.. Where Kubernetes differs from Borg is that it is fully portable: it runs on AWS, it runs on Azure, it runs on the Google Cloud Platform, it runs on on-premise infrastructure, you can even run it in your house.
.. the potential impact of Kubernetes specifically and container-based development broadly is to make irrelevant which infrastructure provider you use. No wonder it is one of the fastest growing open-source projects of all time: there is no lock-in.
.. its reliance on links instead of simply page content — meant that as the web got bigger Google, unlike its competitors, got better.
.. when you can access any service, whether that be news or car-sharing or hotels or video or search etc., the one that is the best will not only win initially but will see its advantages compound.
.. Kubernetes was Google’s attempt to effectively build a browser on top of cloud infrastructure and thus decrease switching costs
.. superior machine learning offerings can not only be a differentiator but a sustainable one: being better will attract more customers and thus more data, and data is the fuel by which machine learning improvement comes about. And it is because of data that Google is AWS’ biggest threat in the cloud.
.. in TensorFlow and Monetizing Intellectual Property Google’s willingness to share its approach was an implicit admission that its superior data and processing infrastructure was a sustainable advantage.
.. the creation of the Google Cloud Machine Learning group .. they are tasked with productizing Google’s machine learning capabilities.
.. it’s often easier to change the rules of competition than to change your fundamental nature as a company.
.. a new business model — sales versus ads — and build up the sort of organization that is necessary for not just sales but also enterprise support.
.. Microsoft is likely to prove particularly formidable in this regard: not only has the company engaged in years of research, but the company also has experience productizing technology for business specifically; Google’s longstanding consumer focus may at times be a handicap. And as popular as Kubernetes may be broadly, it’s concerning that Google is not yet eating its own dog food.
(open source, or whatever you want to call it): the economics of it, like anything else, are rooted in scarcity, and if you don’t have a bit of that scarcity yourself, you have a lot less leverage
.. Market economies work via the exchange of scarce goods and services. If you have nothing to trade, you have nothing. Now, free software is worth something. Worth a great deal – that is beyond the shadow of a doubt.

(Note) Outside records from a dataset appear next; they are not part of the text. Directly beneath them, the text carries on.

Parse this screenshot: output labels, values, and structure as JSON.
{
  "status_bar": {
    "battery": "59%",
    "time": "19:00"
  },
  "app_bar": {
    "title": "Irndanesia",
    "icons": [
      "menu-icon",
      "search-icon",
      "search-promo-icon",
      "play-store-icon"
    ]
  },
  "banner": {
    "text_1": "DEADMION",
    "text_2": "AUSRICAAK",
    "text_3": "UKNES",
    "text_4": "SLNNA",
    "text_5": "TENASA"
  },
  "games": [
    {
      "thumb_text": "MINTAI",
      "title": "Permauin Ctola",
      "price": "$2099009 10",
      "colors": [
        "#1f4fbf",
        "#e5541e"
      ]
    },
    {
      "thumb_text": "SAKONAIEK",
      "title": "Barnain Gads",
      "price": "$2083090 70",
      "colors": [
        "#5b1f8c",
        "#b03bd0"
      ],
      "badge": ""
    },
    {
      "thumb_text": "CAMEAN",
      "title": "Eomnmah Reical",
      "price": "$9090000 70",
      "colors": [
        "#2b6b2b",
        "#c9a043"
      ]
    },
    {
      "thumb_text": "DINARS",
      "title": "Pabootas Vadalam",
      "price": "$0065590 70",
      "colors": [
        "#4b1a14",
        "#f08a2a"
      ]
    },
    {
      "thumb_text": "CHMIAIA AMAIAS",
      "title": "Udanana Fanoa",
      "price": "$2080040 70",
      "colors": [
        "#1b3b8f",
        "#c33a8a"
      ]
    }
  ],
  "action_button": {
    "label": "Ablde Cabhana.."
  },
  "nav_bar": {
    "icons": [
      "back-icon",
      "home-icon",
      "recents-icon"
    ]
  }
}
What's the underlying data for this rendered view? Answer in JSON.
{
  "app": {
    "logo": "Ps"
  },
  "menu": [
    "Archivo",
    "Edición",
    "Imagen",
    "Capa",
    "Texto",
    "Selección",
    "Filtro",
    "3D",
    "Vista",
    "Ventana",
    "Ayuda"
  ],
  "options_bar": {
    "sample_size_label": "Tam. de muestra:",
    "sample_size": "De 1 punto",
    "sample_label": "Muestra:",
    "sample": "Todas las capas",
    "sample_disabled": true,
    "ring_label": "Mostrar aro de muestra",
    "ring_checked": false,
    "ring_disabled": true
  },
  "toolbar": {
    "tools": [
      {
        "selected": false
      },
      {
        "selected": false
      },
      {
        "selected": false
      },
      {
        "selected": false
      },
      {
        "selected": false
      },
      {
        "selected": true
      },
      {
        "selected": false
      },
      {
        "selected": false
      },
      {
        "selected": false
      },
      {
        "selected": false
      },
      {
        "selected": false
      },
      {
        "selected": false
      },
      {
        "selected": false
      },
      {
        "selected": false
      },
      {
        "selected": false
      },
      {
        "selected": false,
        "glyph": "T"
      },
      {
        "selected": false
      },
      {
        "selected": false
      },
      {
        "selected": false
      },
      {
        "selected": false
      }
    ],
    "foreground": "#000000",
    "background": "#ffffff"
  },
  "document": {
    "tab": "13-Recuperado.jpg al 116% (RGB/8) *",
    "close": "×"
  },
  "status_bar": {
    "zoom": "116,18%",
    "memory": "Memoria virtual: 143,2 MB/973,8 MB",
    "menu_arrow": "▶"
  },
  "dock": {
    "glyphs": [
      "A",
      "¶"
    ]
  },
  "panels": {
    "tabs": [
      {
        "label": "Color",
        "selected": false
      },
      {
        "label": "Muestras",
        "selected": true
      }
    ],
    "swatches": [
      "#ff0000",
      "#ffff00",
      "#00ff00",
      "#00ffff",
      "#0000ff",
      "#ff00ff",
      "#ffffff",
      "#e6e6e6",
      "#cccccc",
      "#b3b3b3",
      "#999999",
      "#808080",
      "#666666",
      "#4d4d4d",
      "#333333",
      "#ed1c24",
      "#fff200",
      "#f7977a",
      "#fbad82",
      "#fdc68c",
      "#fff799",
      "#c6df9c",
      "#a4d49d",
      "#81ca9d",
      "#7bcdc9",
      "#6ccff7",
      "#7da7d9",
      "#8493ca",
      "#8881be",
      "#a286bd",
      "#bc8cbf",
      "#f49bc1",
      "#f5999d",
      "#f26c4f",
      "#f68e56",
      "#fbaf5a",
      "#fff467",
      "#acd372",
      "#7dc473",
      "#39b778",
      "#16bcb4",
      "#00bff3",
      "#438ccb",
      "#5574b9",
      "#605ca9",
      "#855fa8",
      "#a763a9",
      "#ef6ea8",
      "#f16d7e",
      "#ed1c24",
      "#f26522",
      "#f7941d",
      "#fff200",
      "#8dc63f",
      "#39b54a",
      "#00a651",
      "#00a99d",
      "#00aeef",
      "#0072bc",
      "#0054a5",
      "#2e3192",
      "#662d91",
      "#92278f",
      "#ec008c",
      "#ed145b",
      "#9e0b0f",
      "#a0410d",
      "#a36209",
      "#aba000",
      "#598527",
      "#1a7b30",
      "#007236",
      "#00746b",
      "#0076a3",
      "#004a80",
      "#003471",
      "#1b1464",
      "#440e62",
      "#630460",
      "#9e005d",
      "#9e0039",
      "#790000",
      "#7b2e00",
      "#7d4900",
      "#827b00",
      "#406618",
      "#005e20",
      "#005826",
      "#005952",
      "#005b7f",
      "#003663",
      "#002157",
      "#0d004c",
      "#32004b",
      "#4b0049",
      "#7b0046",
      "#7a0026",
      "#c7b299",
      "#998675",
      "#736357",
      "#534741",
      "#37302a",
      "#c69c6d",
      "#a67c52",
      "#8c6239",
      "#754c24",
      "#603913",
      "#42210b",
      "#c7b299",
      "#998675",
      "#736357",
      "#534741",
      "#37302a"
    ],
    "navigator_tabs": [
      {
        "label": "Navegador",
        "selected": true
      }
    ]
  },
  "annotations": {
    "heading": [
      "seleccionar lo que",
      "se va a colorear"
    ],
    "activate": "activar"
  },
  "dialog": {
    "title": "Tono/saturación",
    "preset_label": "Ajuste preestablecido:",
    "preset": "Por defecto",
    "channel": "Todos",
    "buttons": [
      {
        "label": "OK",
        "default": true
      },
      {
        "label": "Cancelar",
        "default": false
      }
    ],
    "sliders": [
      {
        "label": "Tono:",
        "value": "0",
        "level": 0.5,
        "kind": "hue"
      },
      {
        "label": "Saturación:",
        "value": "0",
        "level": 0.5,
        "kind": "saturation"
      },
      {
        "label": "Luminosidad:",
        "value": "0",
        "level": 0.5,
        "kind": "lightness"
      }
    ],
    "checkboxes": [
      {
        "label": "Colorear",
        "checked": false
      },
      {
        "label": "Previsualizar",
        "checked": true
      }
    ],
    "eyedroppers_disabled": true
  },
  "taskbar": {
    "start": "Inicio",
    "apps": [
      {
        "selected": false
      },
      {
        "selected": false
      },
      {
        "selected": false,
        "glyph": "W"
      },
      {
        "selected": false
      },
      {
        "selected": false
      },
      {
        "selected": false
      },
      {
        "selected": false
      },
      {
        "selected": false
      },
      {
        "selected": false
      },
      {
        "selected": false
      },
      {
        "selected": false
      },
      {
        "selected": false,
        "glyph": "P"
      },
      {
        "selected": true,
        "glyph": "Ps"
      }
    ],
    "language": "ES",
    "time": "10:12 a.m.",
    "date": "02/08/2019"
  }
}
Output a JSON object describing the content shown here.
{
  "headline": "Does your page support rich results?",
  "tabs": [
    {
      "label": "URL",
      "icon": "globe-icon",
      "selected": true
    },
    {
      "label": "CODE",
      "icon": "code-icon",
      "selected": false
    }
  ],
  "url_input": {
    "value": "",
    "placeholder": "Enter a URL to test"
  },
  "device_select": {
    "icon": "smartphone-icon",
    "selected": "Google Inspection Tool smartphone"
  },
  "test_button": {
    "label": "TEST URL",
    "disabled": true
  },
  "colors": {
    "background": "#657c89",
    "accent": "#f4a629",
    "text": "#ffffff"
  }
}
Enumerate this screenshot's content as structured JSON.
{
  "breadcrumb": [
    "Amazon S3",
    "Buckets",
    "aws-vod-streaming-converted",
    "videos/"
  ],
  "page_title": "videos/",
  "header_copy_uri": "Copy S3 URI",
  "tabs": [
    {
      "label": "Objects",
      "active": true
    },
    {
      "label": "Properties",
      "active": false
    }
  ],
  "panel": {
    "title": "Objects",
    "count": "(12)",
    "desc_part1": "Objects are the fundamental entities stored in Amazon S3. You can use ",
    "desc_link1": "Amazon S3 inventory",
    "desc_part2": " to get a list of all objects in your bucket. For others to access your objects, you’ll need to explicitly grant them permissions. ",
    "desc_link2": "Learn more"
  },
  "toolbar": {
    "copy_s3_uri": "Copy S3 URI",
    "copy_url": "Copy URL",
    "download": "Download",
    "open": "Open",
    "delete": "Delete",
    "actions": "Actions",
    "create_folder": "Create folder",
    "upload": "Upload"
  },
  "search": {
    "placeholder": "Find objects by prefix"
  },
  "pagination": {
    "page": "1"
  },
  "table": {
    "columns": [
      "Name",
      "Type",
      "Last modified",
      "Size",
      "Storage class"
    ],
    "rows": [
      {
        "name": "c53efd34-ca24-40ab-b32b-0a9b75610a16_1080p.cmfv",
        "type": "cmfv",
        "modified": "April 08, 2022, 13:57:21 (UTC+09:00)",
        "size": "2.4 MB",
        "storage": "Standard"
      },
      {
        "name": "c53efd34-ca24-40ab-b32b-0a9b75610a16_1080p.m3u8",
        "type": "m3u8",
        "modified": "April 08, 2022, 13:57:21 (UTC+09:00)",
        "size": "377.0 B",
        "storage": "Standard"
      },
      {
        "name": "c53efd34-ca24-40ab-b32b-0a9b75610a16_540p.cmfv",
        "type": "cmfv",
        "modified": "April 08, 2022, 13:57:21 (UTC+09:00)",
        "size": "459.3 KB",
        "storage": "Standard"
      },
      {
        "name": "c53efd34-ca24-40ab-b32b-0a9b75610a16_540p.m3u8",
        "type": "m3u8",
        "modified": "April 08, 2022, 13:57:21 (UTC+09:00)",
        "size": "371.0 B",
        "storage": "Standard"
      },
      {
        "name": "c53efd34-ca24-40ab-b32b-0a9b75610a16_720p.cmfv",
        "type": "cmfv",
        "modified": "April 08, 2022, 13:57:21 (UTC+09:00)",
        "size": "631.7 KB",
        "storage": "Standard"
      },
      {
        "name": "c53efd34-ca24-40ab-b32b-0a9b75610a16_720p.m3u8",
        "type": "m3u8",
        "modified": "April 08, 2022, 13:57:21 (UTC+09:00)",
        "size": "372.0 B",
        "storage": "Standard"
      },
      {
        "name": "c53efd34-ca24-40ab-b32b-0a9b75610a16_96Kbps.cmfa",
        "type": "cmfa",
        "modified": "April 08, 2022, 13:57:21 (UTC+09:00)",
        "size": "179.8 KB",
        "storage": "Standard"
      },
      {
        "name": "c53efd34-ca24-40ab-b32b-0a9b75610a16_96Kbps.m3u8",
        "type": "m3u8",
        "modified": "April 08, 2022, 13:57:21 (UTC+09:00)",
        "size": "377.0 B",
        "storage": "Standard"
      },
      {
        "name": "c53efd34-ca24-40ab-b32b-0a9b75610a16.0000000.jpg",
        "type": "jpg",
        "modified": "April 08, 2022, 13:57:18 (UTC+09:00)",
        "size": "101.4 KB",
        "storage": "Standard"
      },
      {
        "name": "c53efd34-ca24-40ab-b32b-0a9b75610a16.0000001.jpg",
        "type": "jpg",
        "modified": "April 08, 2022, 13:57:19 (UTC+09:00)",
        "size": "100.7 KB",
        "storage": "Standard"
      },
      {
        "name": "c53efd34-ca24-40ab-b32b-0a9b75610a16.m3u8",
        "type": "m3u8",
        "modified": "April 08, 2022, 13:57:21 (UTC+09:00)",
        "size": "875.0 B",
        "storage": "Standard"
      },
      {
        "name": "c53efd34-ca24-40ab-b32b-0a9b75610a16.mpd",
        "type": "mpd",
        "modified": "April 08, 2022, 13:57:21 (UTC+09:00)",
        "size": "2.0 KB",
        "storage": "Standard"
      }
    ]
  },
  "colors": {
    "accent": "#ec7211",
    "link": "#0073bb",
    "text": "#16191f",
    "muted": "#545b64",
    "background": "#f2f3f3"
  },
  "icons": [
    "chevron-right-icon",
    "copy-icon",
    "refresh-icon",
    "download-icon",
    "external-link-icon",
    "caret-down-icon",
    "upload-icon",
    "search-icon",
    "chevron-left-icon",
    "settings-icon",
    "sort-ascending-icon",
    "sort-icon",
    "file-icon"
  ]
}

But since anyone can make a copy, there is no scarcity – once it’s out there, you can’t trade for it.
.. If you’re writing free code that will simply become a cog in their proprietary system, the actual money comes from the scarcity they have created, so while you may be writing free software, in one sense, you’re simply offloading the burden of creating scarcity to someone else, who is then able to pay you for your time. The other possibility is that your client works in the “real world” of scarcity directly – they sell books or beer or cars or something else where the product is, by its nature inherently scarse.
.. to make money at something in the long run, you are going to have to find and sell a product that people cannot effortlessly get for free.